= Beginning of Section =

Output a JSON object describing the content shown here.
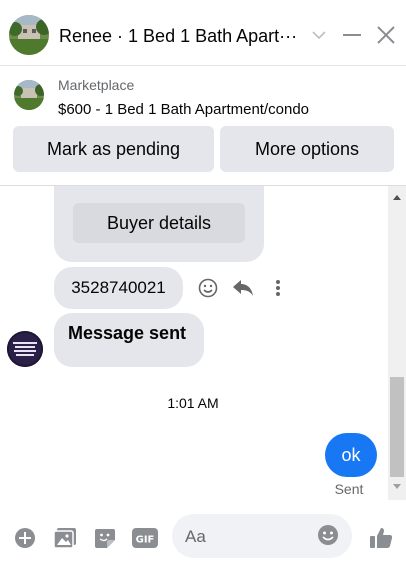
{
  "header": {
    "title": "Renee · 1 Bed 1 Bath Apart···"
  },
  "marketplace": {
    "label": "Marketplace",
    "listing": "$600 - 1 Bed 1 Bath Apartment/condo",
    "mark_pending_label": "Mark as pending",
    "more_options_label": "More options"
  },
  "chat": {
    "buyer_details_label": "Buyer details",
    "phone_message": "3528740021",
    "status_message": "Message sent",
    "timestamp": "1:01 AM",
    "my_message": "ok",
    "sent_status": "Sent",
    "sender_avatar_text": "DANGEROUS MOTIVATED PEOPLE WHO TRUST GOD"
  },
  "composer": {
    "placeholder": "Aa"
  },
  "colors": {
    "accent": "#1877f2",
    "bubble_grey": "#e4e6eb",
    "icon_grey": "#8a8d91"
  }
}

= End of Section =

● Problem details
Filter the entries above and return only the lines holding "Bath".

● Written response
    "title": "Renee · 1 Bed 1 Bath Apart···"
    "listing": "$600 - 1 Bed 1 Bath Apartment/condo",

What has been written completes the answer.